load factor during a constant altitude turn is determined by bank; not changed by airspeed or type of airplane
the Carburetor is a device responsible for the maintenance of the proper air to fuel ratio for combustion.
The Carburetor works on Bernoulli’s principle, in that the faster air moves, the lower its static pressure, and the higher the dynamic pressure is.
when to use Carburetor
- When icing conditions are present.
- High relative humidity.
- Prolonged descent, or when approaching to land at low RPM.
- When significantly reducing power (for example a simulated forced landing)
What is AOE?
An airport of entry (AOE) is an airport that provides customs and immigration services for incoming flights.
What are the documents that must be carried aboard an airplane.
- Airworthiness certificate: A current airworthiness certificate is required (by FAR 91.203) to be displayed in an airplane where it can be read by everyone aboard.
- Registration certificate
- Operating limitations
- Weight and balance information.
What is ELT? Which frequency?
ELTs of various types were developed as a means of locating downed aircraft. These electronic, battery operated transmitters operate on one of three frequencies. These operating frequencies are 121.5 MHz, 243.0 MHz, and the newer 406 MHz. ELTs operating on 121.5 MHz and 243.0 MHz are analog devices.
What is useful load?
Useful load—the weight of the pilot, copilot, passengers, baggage, usable fuel, and drainable oil. It is the basic empty weight subtracted from the maximum allowable gross weight.
What is ARINC 429?
ARINC 429 is a data transfer standard for aircraft avionics.
How to calculate x-wind component?
What is IMSAFE checklist?
What is the definition of "night"?
"night": "the time between the end of evening civil twilight and the beginning of morning civil twilight, as published in the Air Almanac, converted to local time."
"civil twilight": begin in the morning, and to end in the evening when the center of the Sun is geometrically 6 degrees below the horizon.
"Sunrise and sunset": the times when the upper edge of the disk of the Sun is on the horizon, considered unobstructed relative to the location of interest. Atmospheric conditions are assumed to be average, and the location is in a level region on the Earth’s surface.

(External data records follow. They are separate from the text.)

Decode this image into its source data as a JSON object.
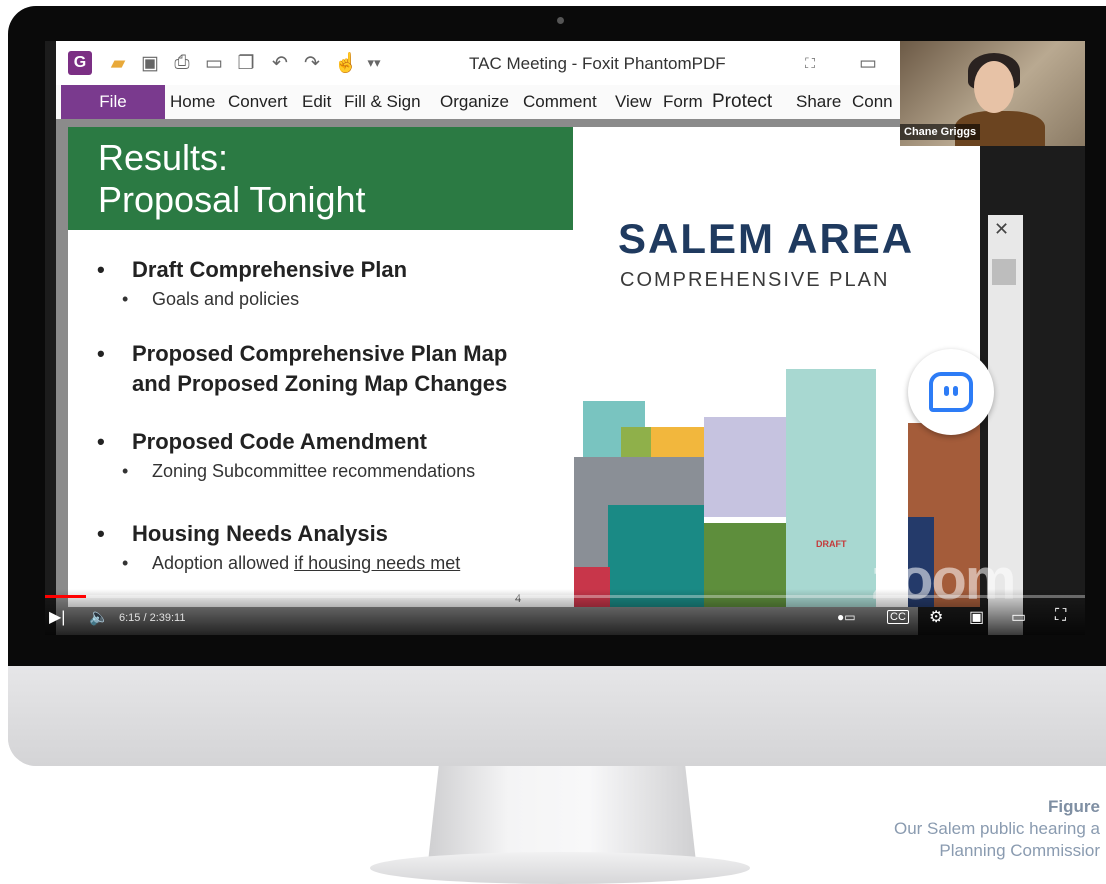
{
  "pdf": {
    "window_title": "TAC Meeting - Foxit PhantomPDF",
    "file_tab": "File",
    "menu": [
      "Home",
      "Convert",
      "Edit",
      "Fill & Sign",
      "Organize",
      "Comment",
      "View",
      "Form",
      "Protect",
      "Share",
      "Conn"
    ],
    "page_number": "4"
  },
  "slide": {
    "title_line1": "Results:",
    "title_line2": "Proposal Tonight",
    "bullets": [
      {
        "main": "Draft Comprehensive Plan",
        "sub": "Goals and policies"
      },
      {
        "main_line1": "Proposed Comprehensive Plan Map",
        "main_line2": "and Proposed Zoning Map Changes"
      },
      {
        "main": "Proposed Code Amendment",
        "sub": "Zoning Subcommittee recommendations"
      },
      {
        "main": "Housing Needs Analysis",
        "sub_prefix": "Adoption allowed ",
        "sub_link": "if housing needs met"
      }
    ],
    "logo_main": "SALEM AREA",
    "logo_sub": "COMPREHENSIVE PLAN",
    "cover_badge": "DRAFT"
  },
  "webcam": {
    "participant_name": "Chane Griggs"
  },
  "zoom_watermark": "zoom",
  "player": {
    "time": "6:15 / 2:39:11",
    "progress_fraction": 0.039
  },
  "caption": {
    "title": "Figure",
    "line1": "Our Salem public hearing a",
    "line2": "Planning Commissior"
  },
  "colors": {
    "slide_header": "#2b7a43",
    "file_tab": "#7a3a8e",
    "logo": "#1f3a5f",
    "progress": "#ff0000"
  }
}
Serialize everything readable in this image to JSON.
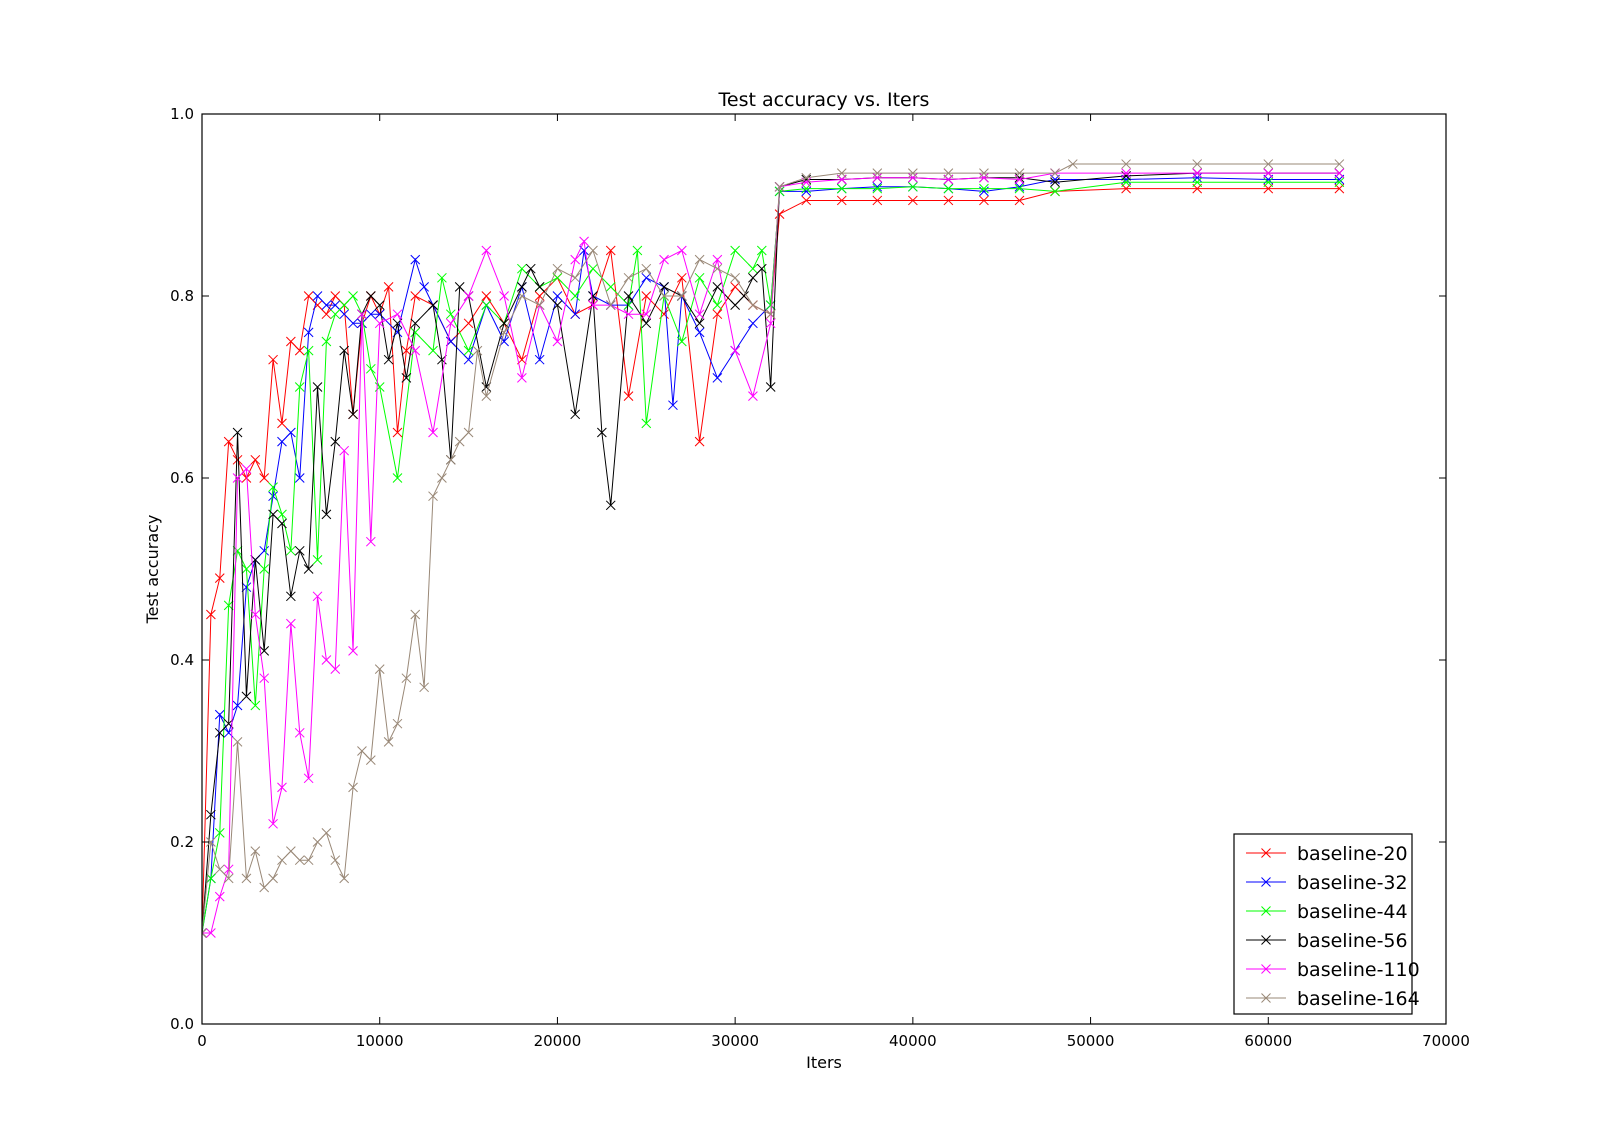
{
  "chart_data": {
    "type": "line",
    "title": "Test accuracy  vs. Iters",
    "xlabel": "Iters",
    "ylabel": "Test accuracy",
    "xlim": [
      0,
      70000
    ],
    "ylim": [
      0.0,
      1.0
    ],
    "xticks": [
      0,
      10000,
      20000,
      30000,
      40000,
      50000,
      60000,
      70000
    ],
    "xtick_labels": [
      "0",
      "10000",
      "20000",
      "30000",
      "40000",
      "50000",
      "60000",
      "70000"
    ],
    "yticks": [
      0.0,
      0.2,
      0.4,
      0.6,
      0.8,
      1.0
    ],
    "ytick_labels": [
      "0.0",
      "0.2",
      "0.4",
      "0.6",
      "0.8",
      "1.0"
    ],
    "grid": false,
    "legend_position": "lower-right",
    "marker": "x",
    "series": [
      {
        "name": "baseline-20",
        "color": "#ff0000",
        "x": [
          0,
          500,
          1000,
          1500,
          2000,
          2500,
          3000,
          3500,
          4000,
          4500,
          5000,
          5500,
          6000,
          6500,
          7000,
          7500,
          8000,
          8500,
          9000,
          9500,
          10000,
          10500,
          11000,
          11500,
          12000,
          13000,
          14000,
          15000,
          16000,
          17000,
          18000,
          19000,
          20000,
          21000,
          22000,
          23000,
          24000,
          25000,
          26000,
          27000,
          28000,
          29000,
          30000,
          31000,
          32000,
          32500,
          34000,
          36000,
          38000,
          40000,
          42000,
          44000,
          46000,
          48000,
          52000,
          56000,
          60000,
          64000
        ],
        "y": [
          0.1,
          0.45,
          0.49,
          0.64,
          0.62,
          0.6,
          0.62,
          0.6,
          0.73,
          0.66,
          0.75,
          0.74,
          0.8,
          0.79,
          0.78,
          0.8,
          0.79,
          0.67,
          0.77,
          0.8,
          0.78,
          0.81,
          0.65,
          0.74,
          0.8,
          0.79,
          0.75,
          0.77,
          0.8,
          0.77,
          0.73,
          0.8,
          0.82,
          0.78,
          0.79,
          0.85,
          0.69,
          0.8,
          0.78,
          0.82,
          0.64,
          0.78,
          0.81,
          0.79,
          0.78,
          0.89,
          0.905,
          0.905,
          0.905,
          0.905,
          0.905,
          0.905,
          0.905,
          0.915,
          0.918,
          0.918,
          0.918,
          0.918
        ]
      },
      {
        "name": "baseline-32",
        "color": "#0000ff",
        "x": [
          0,
          500,
          1000,
          1500,
          2000,
          2500,
          3000,
          3500,
          4000,
          4500,
          5000,
          5500,
          6000,
          6500,
          7000,
          7500,
          8000,
          8500,
          9000,
          9500,
          10000,
          11000,
          12000,
          12500,
          13000,
          14000,
          15000,
          16000,
          17000,
          18000,
          19000,
          20000,
          21000,
          21500,
          22000,
          23000,
          24000,
          25000,
          26000,
          26500,
          27000,
          28000,
          29000,
          30000,
          31000,
          32000,
          32500,
          34000,
          36000,
          38000,
          40000,
          42000,
          44000,
          46000,
          48000,
          52000,
          56000,
          60000,
          64000
        ],
        "y": [
          0.1,
          0.16,
          0.34,
          0.32,
          0.35,
          0.48,
          0.51,
          0.52,
          0.58,
          0.64,
          0.65,
          0.6,
          0.76,
          0.8,
          0.79,
          0.79,
          0.78,
          0.77,
          0.77,
          0.78,
          0.78,
          0.76,
          0.84,
          0.81,
          0.79,
          0.75,
          0.73,
          0.79,
          0.75,
          0.81,
          0.73,
          0.8,
          0.78,
          0.85,
          0.8,
          0.79,
          0.79,
          0.82,
          0.81,
          0.68,
          0.8,
          0.76,
          0.71,
          0.74,
          0.77,
          0.79,
          0.915,
          0.915,
          0.918,
          0.92,
          0.92,
          0.918,
          0.915,
          0.92,
          0.928,
          0.928,
          0.93,
          0.928,
          0.928
        ]
      },
      {
        "name": "baseline-44",
        "color": "#00ff00",
        "x": [
          0,
          500,
          1000,
          1500,
          2000,
          2500,
          3000,
          3500,
          4000,
          4500,
          5000,
          5500,
          6000,
          6500,
          7000,
          7500,
          8000,
          8500,
          9000,
          9500,
          10000,
          11000,
          12000,
          13000,
          13500,
          14000,
          15000,
          16000,
          17000,
          18000,
          19000,
          20000,
          21000,
          22000,
          23000,
          24000,
          24500,
          25000,
          26000,
          27000,
          28000,
          29000,
          30000,
          31000,
          31500,
          32000,
          32500,
          34000,
          36000,
          38000,
          40000,
          42000,
          44000,
          46000,
          48000,
          52000,
          56000,
          60000,
          64000
        ],
        "y": [
          0.1,
          0.16,
          0.21,
          0.46,
          0.52,
          0.5,
          0.35,
          0.5,
          0.59,
          0.56,
          0.52,
          0.7,
          0.74,
          0.51,
          0.75,
          0.78,
          0.79,
          0.8,
          0.78,
          0.72,
          0.7,
          0.6,
          0.76,
          0.74,
          0.82,
          0.78,
          0.74,
          0.79,
          0.77,
          0.83,
          0.81,
          0.82,
          0.8,
          0.83,
          0.81,
          0.79,
          0.85,
          0.66,
          0.8,
          0.75,
          0.82,
          0.79,
          0.85,
          0.83,
          0.85,
          0.79,
          0.915,
          0.918,
          0.918,
          0.918,
          0.92,
          0.918,
          0.918,
          0.918,
          0.915,
          0.925,
          0.925,
          0.925,
          0.925
        ]
      },
      {
        "name": "baseline-56",
        "color": "#000000",
        "x": [
          0,
          500,
          1000,
          1500,
          2000,
          2500,
          3000,
          3500,
          4000,
          4500,
          5000,
          5500,
          6000,
          6500,
          7000,
          7500,
          8000,
          8500,
          9000,
          9500,
          10000,
          10500,
          11000,
          11500,
          12000,
          13000,
          13500,
          14000,
          14500,
          15000,
          16000,
          17000,
          18000,
          18500,
          19000,
          20000,
          21000,
          22000,
          22500,
          23000,
          24000,
          25000,
          26000,
          27000,
          28000,
          29000,
          30000,
          30500,
          31000,
          31500,
          32000,
          32500,
          34000,
          36000,
          38000,
          40000,
          42000,
          44000,
          46000,
          48000,
          52000,
          56000,
          60000,
          64000
        ],
        "y": [
          0.1,
          0.23,
          0.32,
          0.33,
          0.65,
          0.36,
          0.51,
          0.41,
          0.56,
          0.55,
          0.47,
          0.52,
          0.5,
          0.7,
          0.56,
          0.64,
          0.74,
          0.67,
          0.78,
          0.8,
          0.79,
          0.73,
          0.77,
          0.71,
          0.77,
          0.79,
          0.73,
          0.62,
          0.81,
          0.8,
          0.7,
          0.77,
          0.81,
          0.83,
          0.81,
          0.79,
          0.67,
          0.8,
          0.65,
          0.57,
          0.8,
          0.77,
          0.81,
          0.8,
          0.77,
          0.81,
          0.79,
          0.8,
          0.82,
          0.83,
          0.7,
          0.92,
          0.928,
          0.928,
          0.93,
          0.93,
          0.928,
          0.93,
          0.93,
          0.925,
          0.932,
          0.935,
          0.935,
          0.935
        ]
      },
      {
        "name": "baseline-110",
        "color": "#ff00ff",
        "x": [
          0,
          500,
          1000,
          1500,
          2000,
          2500,
          3000,
          3500,
          4000,
          4500,
          5000,
          5500,
          6000,
          6500,
          7000,
          7500,
          8000,
          8500,
          9000,
          9500,
          10000,
          11000,
          12000,
          13000,
          14000,
          15000,
          16000,
          17000,
          18000,
          19000,
          20000,
          21000,
          21500,
          22000,
          23000,
          24000,
          25000,
          26000,
          27000,
          28000,
          29000,
          30000,
          31000,
          32000,
          32500,
          34000,
          36000,
          38000,
          40000,
          42000,
          44000,
          46000,
          48000,
          52000,
          56000,
          60000,
          64000
        ],
        "y": [
          0.1,
          0.1,
          0.14,
          0.17,
          0.6,
          0.61,
          0.45,
          0.38,
          0.22,
          0.26,
          0.44,
          0.32,
          0.27,
          0.47,
          0.4,
          0.39,
          0.63,
          0.41,
          0.78,
          0.53,
          0.77,
          0.78,
          0.74,
          0.65,
          0.77,
          0.8,
          0.85,
          0.8,
          0.71,
          0.79,
          0.75,
          0.84,
          0.86,
          0.79,
          0.79,
          0.78,
          0.78,
          0.84,
          0.85,
          0.78,
          0.84,
          0.74,
          0.69,
          0.77,
          0.92,
          0.925,
          0.928,
          0.93,
          0.93,
          0.928,
          0.93,
          0.928,
          0.935,
          0.935,
          0.935,
          0.935,
          0.935
        ]
      },
      {
        "name": "baseline-164",
        "color": "#998877",
        "x": [
          0,
          500,
          1000,
          1500,
          2000,
          2500,
          3000,
          3500,
          4000,
          4500,
          5000,
          5500,
          6000,
          6500,
          7000,
          7500,
          8000,
          8500,
          9000,
          9500,
          10000,
          10500,
          11000,
          11500,
          12000,
          12500,
          13000,
          13500,
          14000,
          14500,
          15000,
          15500,
          16000,
          17000,
          18000,
          19000,
          20000,
          21000,
          22000,
          23000,
          24000,
          25000,
          26000,
          27000,
          28000,
          29000,
          30000,
          31000,
          32000,
          32500,
          34000,
          36000,
          38000,
          40000,
          42000,
          44000,
          46000,
          48000,
          49000,
          52000,
          56000,
          60000,
          64000
        ],
        "y": [
          0.1,
          0.2,
          0.17,
          0.16,
          0.31,
          0.16,
          0.19,
          0.15,
          0.16,
          0.18,
          0.19,
          0.18,
          0.18,
          0.2,
          0.21,
          0.18,
          0.16,
          0.26,
          0.3,
          0.29,
          0.39,
          0.31,
          0.33,
          0.38,
          0.45,
          0.37,
          0.58,
          0.6,
          0.62,
          0.64,
          0.65,
          0.74,
          0.69,
          0.76,
          0.8,
          0.79,
          0.83,
          0.82,
          0.85,
          0.79,
          0.82,
          0.83,
          0.8,
          0.8,
          0.84,
          0.83,
          0.82,
          0.79,
          0.78,
          0.92,
          0.93,
          0.935,
          0.935,
          0.935,
          0.935,
          0.935,
          0.935,
          0.935,
          0.945,
          0.945,
          0.945,
          0.945,
          0.945
        ]
      }
    ]
  }
}
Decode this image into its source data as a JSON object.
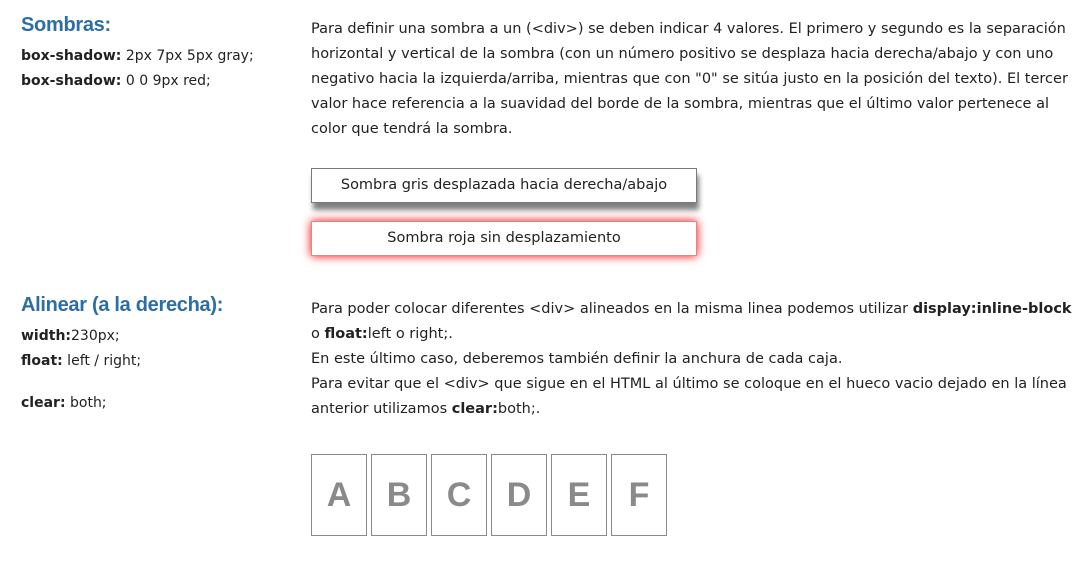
{
  "sombras": {
    "title": "Sombras:",
    "code_lines": [
      {
        "prop": "box-shadow:",
        "value": " 2px 7px 5px gray;"
      },
      {
        "prop": "box-shadow:",
        "value": " 0 0 9px red;"
      }
    ],
    "paragraph": "Para definir una sombra a un (<div>) se deben indicar 4 valores. El primero y segundo es la separación horizontal y vertical de la sombra (con un número positivo se desplaza hacia derecha/abajo y con uno negativo hacia la izquierda/arriba, mientras que con \"0\" se sitúa justo en la posición del texto). El tercer valor hace referencia a la suavidad del borde de la sombra, mientras que el último valor pertenece al color que tendrá la sombra.",
    "demo_gray": "Sombra gris desplazada hacia derecha/abajo",
    "demo_red": "Sombra roja sin desplazamiento"
  },
  "alinear": {
    "title": "Alinear (a la derecha):",
    "code_lines": [
      {
        "prop": "width:",
        "value": "230px;"
      },
      {
        "prop": "float:",
        "value": " left / right;"
      },
      {
        "prop": "clear:",
        "value": " both;"
      }
    ],
    "p1_a": "Para poder colocar diferentes <div> alineados en la misma linea podemos utilizar ",
    "p1_b1": "display:inline-block",
    "p1_c": " o ",
    "p1_b2": "float:",
    "p1_d": "left o right;.",
    "p2": "En este último caso, deberemos también definir la anchura de cada caja.",
    "p3_a": "Para evitar que el <div> que sigue en el HTML al último se coloque en el hueco vacio dejado en la línea anterior utilizamos ",
    "p3_b": "clear:",
    "p3_c": "both;.",
    "boxes": [
      "A",
      "B",
      "C",
      "D",
      "E",
      "F"
    ]
  },
  "colors": {
    "title": "#2d6da6",
    "shadow_gray": "gray",
    "shadow_red": "red"
  }
}
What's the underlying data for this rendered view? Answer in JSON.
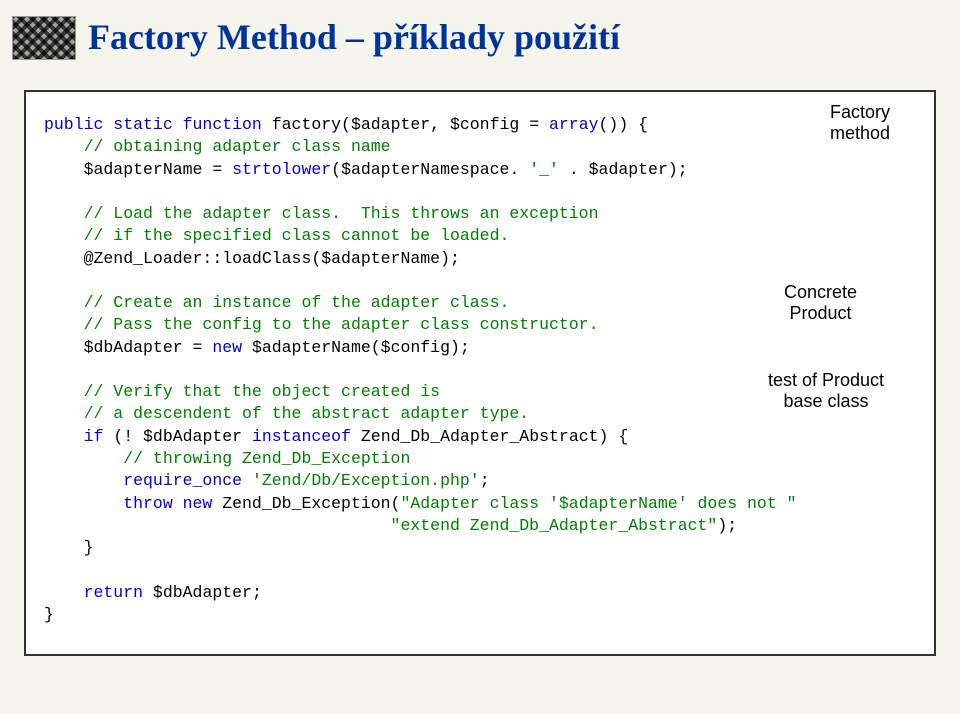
{
  "title": "Factory Method – příklady použití",
  "annotations": {
    "factory_method_l1": "Factory",
    "factory_method_l2": "method",
    "concrete_product_l1": "Concrete",
    "concrete_product_l2": "Product",
    "test_product_l1": "test of Product",
    "test_product_l2": "base class"
  },
  "code": {
    "l01a": "public static function ",
    "l01b": "factory($adapter, $config = ",
    "l01c": "array",
    "l01d": "()) {",
    "l02": "    // obtaining adapter class name",
    "l03a": "    $adapterName = ",
    "l03b": "strtolower",
    "l03c": "($adapterNamespace. ",
    "l03d": "'_'",
    "l03e": " . $adapter);",
    "lblank1": "",
    "l04": "    // Load the adapter class.  This throws an exception",
    "l05": "    // if the specified class cannot be loaded.",
    "l06": "    @Zend_Loader::loadClass($adapterName);",
    "lblank2": "",
    "l07": "    // Create an instance of the adapter class.",
    "l08": "    // Pass the config to the adapter class constructor.",
    "l09a": "    $dbAdapter = ",
    "l09b": "new",
    "l09c": " $adapterName($config);",
    "lblank3": "",
    "l10": "    // Verify that the object created is",
    "l11": "    // a descendent of the abstract adapter type.",
    "l12a": "    if",
    "l12b": " (! $dbAdapter ",
    "l12c": "instanceof",
    "l12d": " Zend_Db_Adapter_Abstract) {",
    "l13": "        // throwing Zend_Db_Exception",
    "l14a": "        require_once ",
    "l14b": "'Zend/Db/Exception.php'",
    "l14c": ";",
    "l15a": "        throw new",
    "l15b": " Zend_Db_Exception(",
    "l15c": "\"Adapter class '$adapterName' does not \"",
    "l16": "                                   \"extend Zend_Db_Adapter_Abstract\"",
    "l16b": ");",
    "l17": "    }",
    "lblank4": "",
    "l18a": "    return",
    "l18b": " $dbAdapter;",
    "l19": "}"
  }
}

"Night takeoff and landing experience": the pilot must have made at least 3 takeoffs and 3 landings to a full stop during the period beginning 1 hour after sunset and ending 1 hour before sunrise within the preceding 90 days.